### ASSIGNMENT
Search the records that follow and extract every line containing the string "Media".

━━━

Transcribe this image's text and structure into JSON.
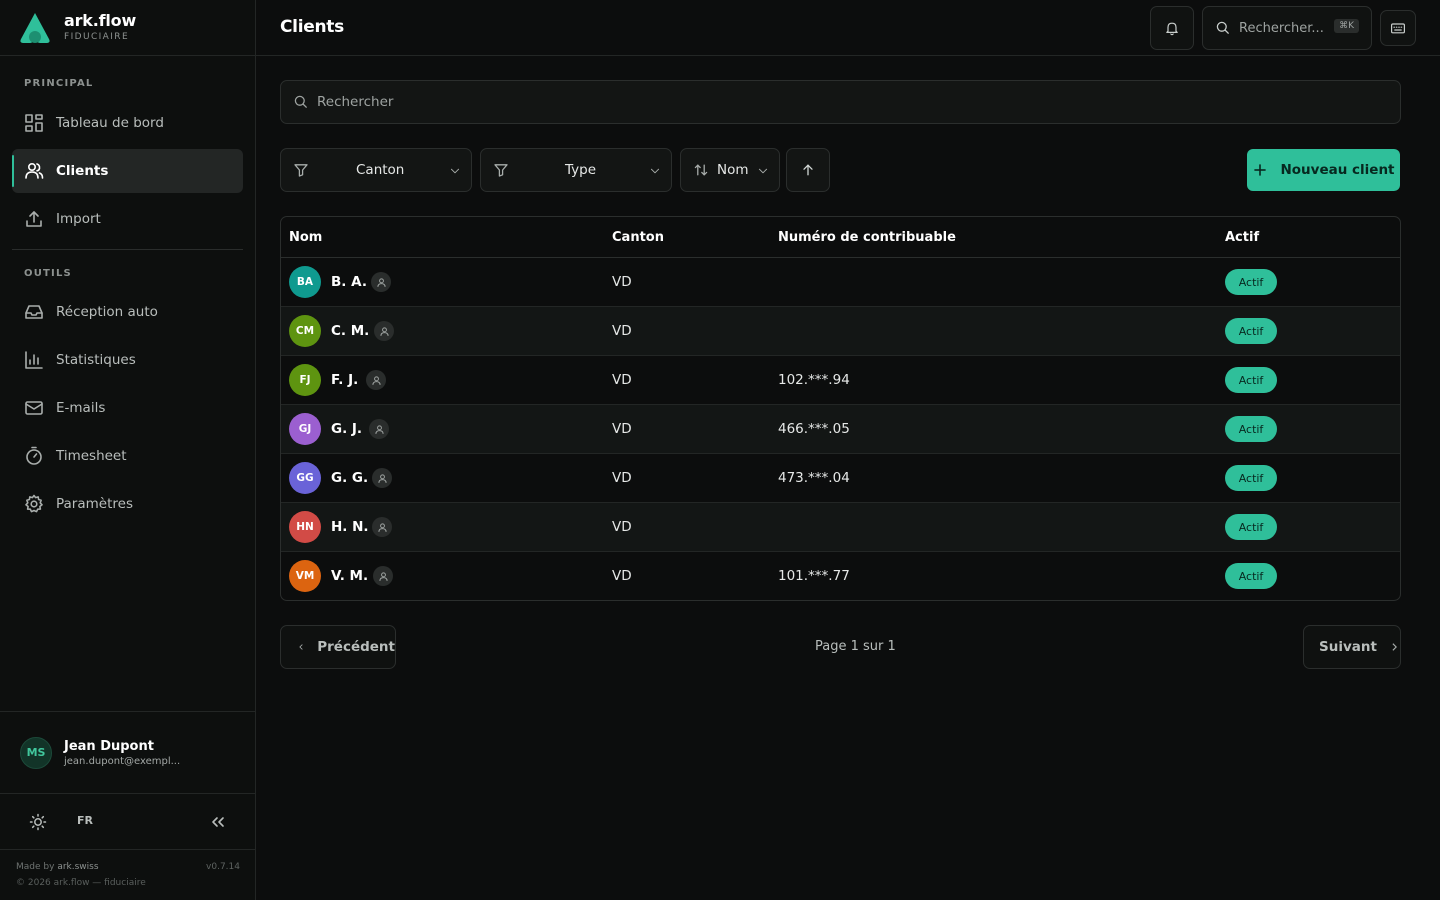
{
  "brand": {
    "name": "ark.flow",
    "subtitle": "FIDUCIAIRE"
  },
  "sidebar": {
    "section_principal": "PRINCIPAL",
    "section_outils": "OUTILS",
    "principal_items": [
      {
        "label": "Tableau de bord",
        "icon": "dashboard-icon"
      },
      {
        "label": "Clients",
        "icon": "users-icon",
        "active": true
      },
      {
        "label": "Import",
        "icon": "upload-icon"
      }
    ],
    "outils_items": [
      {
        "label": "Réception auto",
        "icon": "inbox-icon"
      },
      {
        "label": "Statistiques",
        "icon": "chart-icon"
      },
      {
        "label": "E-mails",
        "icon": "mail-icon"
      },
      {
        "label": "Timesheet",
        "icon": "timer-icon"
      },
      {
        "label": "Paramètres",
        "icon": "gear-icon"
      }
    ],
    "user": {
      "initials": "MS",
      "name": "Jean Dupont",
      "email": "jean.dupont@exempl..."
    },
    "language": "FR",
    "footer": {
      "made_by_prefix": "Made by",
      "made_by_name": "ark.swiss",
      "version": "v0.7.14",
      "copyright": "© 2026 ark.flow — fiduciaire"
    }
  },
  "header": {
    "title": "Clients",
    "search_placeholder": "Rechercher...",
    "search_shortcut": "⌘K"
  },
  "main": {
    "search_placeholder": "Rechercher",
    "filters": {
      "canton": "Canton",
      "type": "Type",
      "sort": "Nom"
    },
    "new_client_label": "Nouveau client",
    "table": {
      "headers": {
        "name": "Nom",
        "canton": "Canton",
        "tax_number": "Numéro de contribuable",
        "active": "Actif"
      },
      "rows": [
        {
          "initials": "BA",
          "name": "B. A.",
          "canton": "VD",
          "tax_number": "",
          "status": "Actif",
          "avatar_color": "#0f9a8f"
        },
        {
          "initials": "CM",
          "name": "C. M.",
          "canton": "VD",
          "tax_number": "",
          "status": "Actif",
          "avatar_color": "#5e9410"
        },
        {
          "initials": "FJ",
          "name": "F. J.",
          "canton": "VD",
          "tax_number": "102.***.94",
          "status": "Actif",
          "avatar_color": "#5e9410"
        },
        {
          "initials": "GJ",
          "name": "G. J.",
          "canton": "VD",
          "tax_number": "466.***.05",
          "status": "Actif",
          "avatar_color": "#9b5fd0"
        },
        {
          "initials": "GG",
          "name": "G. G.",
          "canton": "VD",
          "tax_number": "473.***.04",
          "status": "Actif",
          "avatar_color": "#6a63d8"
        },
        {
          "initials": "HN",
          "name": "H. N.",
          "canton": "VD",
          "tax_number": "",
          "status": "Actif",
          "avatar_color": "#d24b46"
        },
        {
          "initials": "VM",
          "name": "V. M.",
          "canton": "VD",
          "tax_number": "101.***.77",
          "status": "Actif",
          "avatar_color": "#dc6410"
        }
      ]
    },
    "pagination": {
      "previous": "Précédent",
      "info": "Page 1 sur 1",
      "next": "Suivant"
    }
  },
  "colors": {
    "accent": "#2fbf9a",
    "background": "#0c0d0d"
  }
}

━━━

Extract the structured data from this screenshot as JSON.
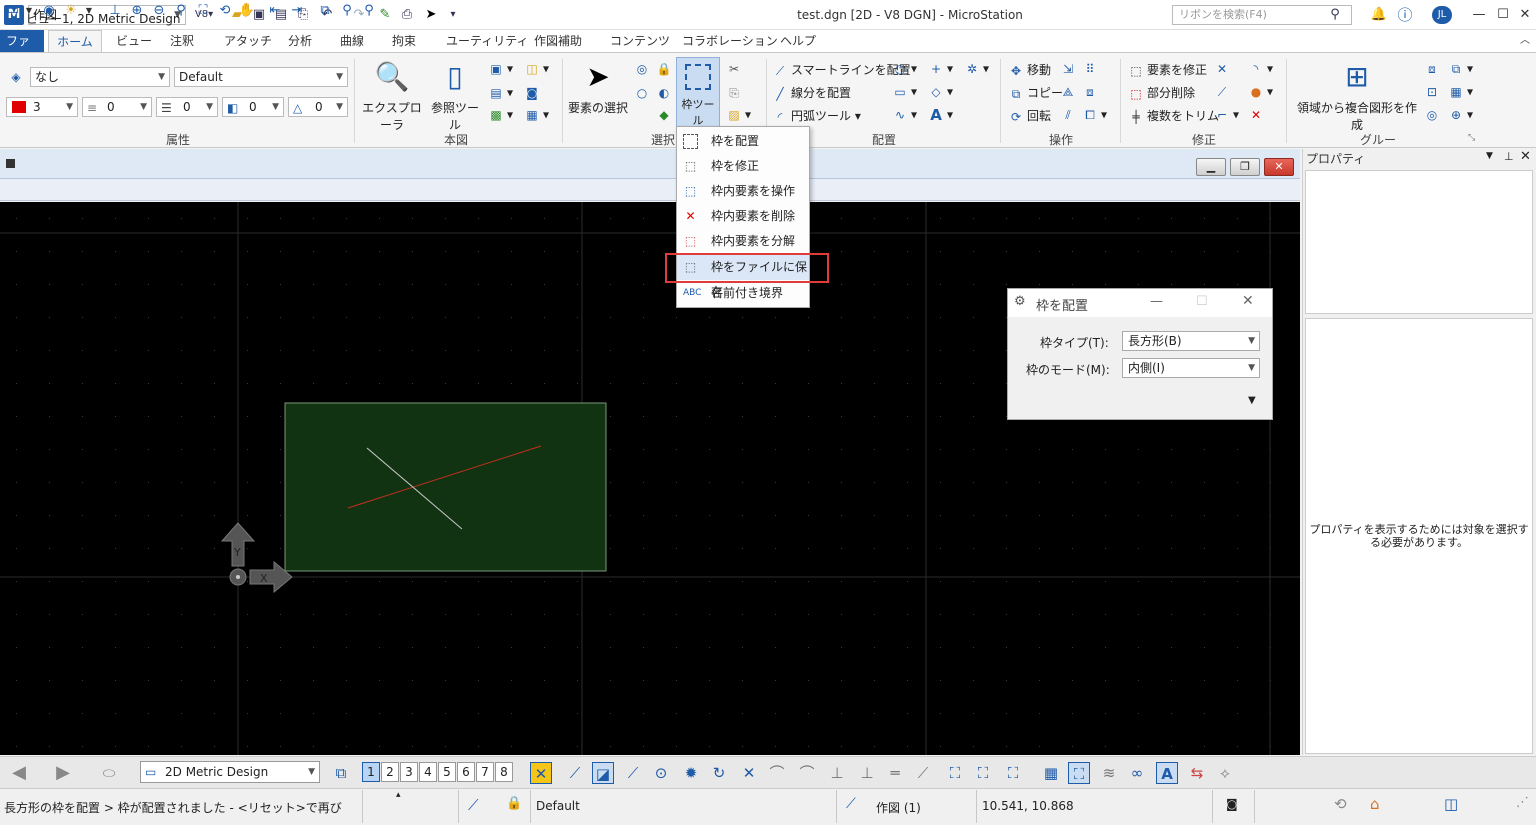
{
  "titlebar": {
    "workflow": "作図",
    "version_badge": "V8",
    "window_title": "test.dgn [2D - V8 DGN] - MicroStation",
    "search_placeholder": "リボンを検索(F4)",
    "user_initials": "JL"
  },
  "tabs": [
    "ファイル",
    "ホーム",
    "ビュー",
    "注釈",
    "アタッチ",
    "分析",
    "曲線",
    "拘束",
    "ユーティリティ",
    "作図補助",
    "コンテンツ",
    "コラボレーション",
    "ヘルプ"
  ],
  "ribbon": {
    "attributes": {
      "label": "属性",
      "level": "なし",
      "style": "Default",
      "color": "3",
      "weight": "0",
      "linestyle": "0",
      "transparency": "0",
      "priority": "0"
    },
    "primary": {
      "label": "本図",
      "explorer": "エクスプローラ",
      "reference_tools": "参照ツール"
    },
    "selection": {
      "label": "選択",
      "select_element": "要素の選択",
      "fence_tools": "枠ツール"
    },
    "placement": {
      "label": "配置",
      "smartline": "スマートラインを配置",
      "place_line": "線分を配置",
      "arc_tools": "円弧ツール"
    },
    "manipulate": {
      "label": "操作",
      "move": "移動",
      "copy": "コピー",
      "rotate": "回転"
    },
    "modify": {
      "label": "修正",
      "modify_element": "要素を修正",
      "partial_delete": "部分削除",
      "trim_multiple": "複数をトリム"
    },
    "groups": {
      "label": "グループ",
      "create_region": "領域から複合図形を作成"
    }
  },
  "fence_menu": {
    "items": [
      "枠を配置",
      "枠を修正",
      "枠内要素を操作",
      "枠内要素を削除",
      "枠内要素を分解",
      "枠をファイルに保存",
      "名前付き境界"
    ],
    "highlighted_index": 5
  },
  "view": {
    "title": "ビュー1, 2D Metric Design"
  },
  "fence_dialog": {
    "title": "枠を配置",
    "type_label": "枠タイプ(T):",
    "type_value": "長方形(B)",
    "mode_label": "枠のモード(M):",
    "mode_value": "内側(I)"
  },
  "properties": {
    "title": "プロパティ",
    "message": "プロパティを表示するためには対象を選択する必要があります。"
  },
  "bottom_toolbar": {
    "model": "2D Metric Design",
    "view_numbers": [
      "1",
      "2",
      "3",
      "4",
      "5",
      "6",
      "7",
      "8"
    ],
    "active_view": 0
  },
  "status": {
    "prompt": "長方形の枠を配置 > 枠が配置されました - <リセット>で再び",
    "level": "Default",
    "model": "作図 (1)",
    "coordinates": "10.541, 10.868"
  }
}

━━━

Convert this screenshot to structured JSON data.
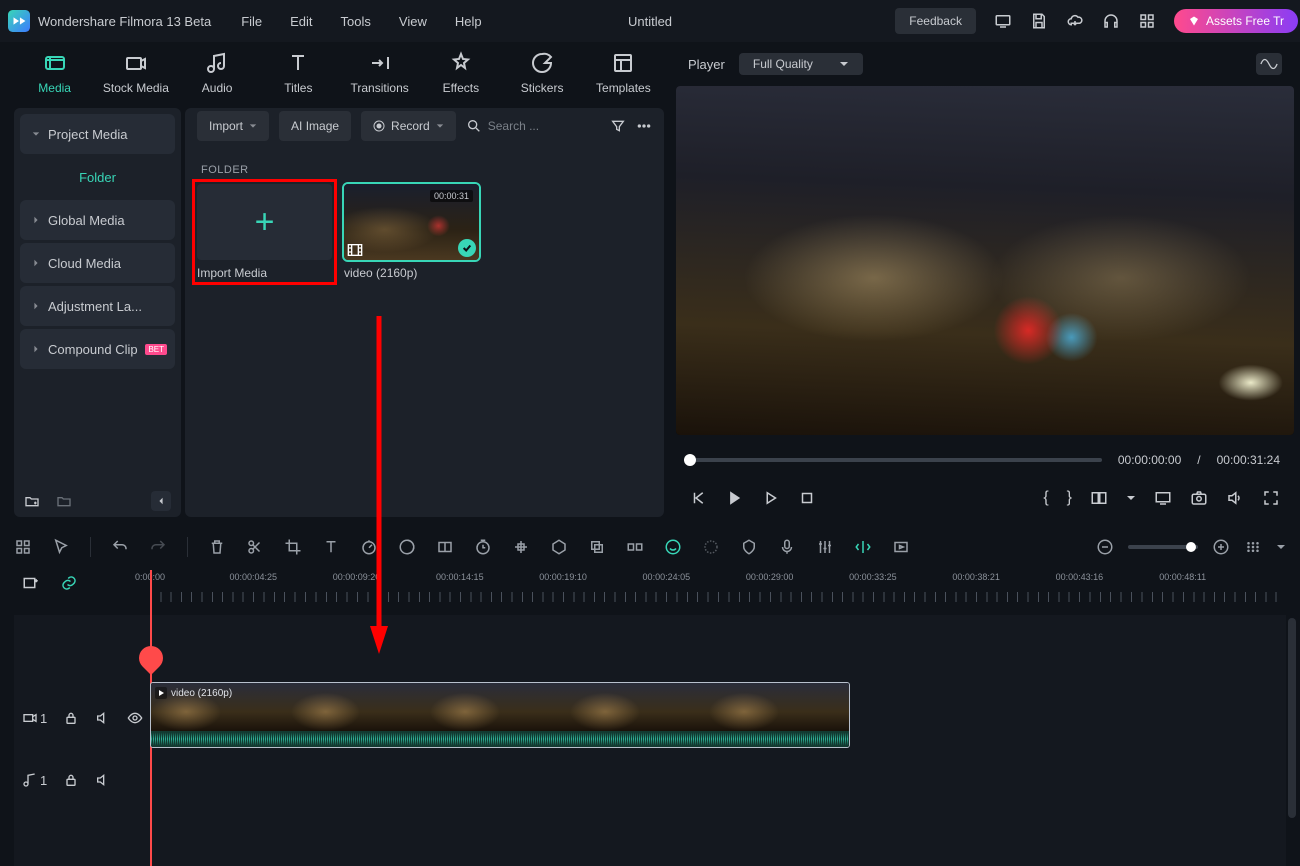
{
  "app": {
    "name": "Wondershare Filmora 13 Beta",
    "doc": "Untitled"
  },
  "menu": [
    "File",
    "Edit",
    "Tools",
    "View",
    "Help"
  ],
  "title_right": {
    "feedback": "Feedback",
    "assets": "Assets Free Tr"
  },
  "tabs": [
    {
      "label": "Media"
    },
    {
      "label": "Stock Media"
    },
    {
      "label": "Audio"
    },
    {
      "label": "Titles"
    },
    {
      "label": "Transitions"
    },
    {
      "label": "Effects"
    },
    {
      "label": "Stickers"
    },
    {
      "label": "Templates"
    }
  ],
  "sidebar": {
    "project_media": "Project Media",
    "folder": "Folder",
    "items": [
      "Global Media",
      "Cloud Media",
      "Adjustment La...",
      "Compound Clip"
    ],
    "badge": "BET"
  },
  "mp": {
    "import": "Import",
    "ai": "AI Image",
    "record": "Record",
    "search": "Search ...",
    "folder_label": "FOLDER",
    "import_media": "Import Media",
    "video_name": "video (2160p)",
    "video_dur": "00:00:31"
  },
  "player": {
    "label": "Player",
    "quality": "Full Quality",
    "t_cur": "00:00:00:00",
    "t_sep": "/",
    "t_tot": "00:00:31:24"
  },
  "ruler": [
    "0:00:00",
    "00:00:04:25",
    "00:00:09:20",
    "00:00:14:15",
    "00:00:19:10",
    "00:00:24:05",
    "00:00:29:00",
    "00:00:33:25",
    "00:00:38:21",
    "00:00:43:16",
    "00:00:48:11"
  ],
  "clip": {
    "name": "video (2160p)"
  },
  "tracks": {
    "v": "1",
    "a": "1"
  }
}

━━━

### FINISHED EXERCISE
      "label": "Media"
      "label": "Stock Media"
    "project_media": "Project Media",
      "Global Media",
      "Cloud Media",
    "import_media": "Import Media",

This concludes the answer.